Research on this condition is only about 10 years in the making.
By Julie Revelant
"When I had my first child six years ago, I was grateful breastfeeding turned out to be, for the most part, a smooth ride.
After a visit with the hospital lactation consultants, who showed me the best breastfeeding positions and gave me the support I needed, I was on my way, and continued to breastfeed exclusively for the next 12 months.
In those early months, though, I'd experience something odd-and often frightening-that I never told anyone about. When my daughter latched on and my milk let down, an intense feeling of anxiety, panic, and doom would wash over my entire body. For a brief moment-about 20 to 30 seconds-I had a sudden irrational fear that something bad was going to happen.
And as quickly as the feelings came, they went.
It was always unsettling and, at times, scary, but becuase I had struggled with anxiety for as long as I could remeber, I chalked it up to biology and hormones.
When I gave birth to my second child two years later, I wasn't surprised those same feelings surfaced once again. It was still unsettling, but thankfully, it didn't affect my ability to breasfeed her for 13 months.
Yet it continued to nag at me, and as a health journalist, I wanted to know why I'd often write about breastfeeding, and when I asked my sources if this was common, most of them had no idea what I was talking about. Then one day, I spoke with a lactation consultant and she told me what I had experienced was real and it had a name: D-MER: Dysphoric Milk Ejection Reflex.
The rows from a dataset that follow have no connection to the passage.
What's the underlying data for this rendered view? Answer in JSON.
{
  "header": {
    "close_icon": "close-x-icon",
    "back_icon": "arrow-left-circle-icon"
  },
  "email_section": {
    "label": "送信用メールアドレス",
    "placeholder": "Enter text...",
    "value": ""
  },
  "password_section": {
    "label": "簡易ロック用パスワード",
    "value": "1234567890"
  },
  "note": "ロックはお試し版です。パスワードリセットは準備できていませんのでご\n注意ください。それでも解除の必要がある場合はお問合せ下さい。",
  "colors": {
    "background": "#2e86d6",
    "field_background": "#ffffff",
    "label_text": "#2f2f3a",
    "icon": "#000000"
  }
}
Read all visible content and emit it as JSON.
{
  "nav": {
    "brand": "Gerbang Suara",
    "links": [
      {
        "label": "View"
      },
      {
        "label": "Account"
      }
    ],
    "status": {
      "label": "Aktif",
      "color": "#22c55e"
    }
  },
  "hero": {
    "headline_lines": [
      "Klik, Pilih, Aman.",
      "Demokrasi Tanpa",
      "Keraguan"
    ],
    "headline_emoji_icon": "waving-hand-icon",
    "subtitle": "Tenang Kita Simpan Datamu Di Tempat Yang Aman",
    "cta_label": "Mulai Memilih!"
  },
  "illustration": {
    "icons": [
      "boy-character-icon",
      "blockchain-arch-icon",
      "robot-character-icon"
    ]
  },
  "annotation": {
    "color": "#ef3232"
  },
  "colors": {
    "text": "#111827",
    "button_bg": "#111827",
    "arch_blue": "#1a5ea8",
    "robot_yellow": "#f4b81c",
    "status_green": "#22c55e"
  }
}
ABC rejected the commerical about postpartum recovery, claiming it was "too graphic."
By Ashleigh Carter| Published on 2/11/2020
"A postpartum ad that was supposed to air during the Oscars is gaining attention online after ABC rejected it for being too "graphic."
The 60-second commerical made by Frida Mom shows a new mom waking up in the middle of the night and struggling to use the bathroom, while using different products to help her, including mesh underwear. The ad ends, saying "Postpartum recovery doesn't have to be this hard," followed by products the company sells.
Frida Mom posted their ad on YouTube and introduced it by saying, "The ad you're about to watch was rejected by ABC and the Oscars from airing during this year's award show. It's not 'violent, political' or sexual in nature. Our ad is not 'religious or lewd' and does not portray 'guns or ammunition.' 'Feminine hygiene & hemorrhoid relief' are also banned subjects."
The compnay submitted the commercial to air during the 2020 Oscars, but according to Health.com, it was rejected for being "too graphic with partial nudity and product demonstration."
By Sara Petersen| February 12, 2020 at 11:30 AM EST
"He only sleeps if he's being held," I told my pediatrician at my son's 2 week checkup. "Or," I paused, fearful of shame, "in the swing."
Without looking up from his doctor computer thing, my pediatrician immediately lectured me about safe sleep and SIDS. When I told him we had tried everything and nothing else worked and sleep deprivation had plunged me into postpartum depression after the birth of my two older kids, he lectured me about therapy. When I told him I was on Zoloft and in weekly communication with my therapist, he told me to hang in there.
I left the office in tears, feeling unsupported, feeling as though I had no workable options, and mostly feeling as though I was somehow wrong, that I was a bad mother.
To many mothers, my story is simply another drop in the bucket of ways our health-care system abandon mothers. Babies recieve at least six well-visits with their pediatricians in the first year of life. The mothers of those babies, whose bodies and emotional lives have been entirely upended, recieve one well-visit.
I was lucky enough to turn to my postpartum doula after that demoralizing appointment, and together, we had a nuanced conversation on how to attend to my son's sleep safety while also prioritizing my own sleep needs so I could show up for my family and feel like myself.
But far too many mothers are left unsupported and exhausted, desperate for sleep."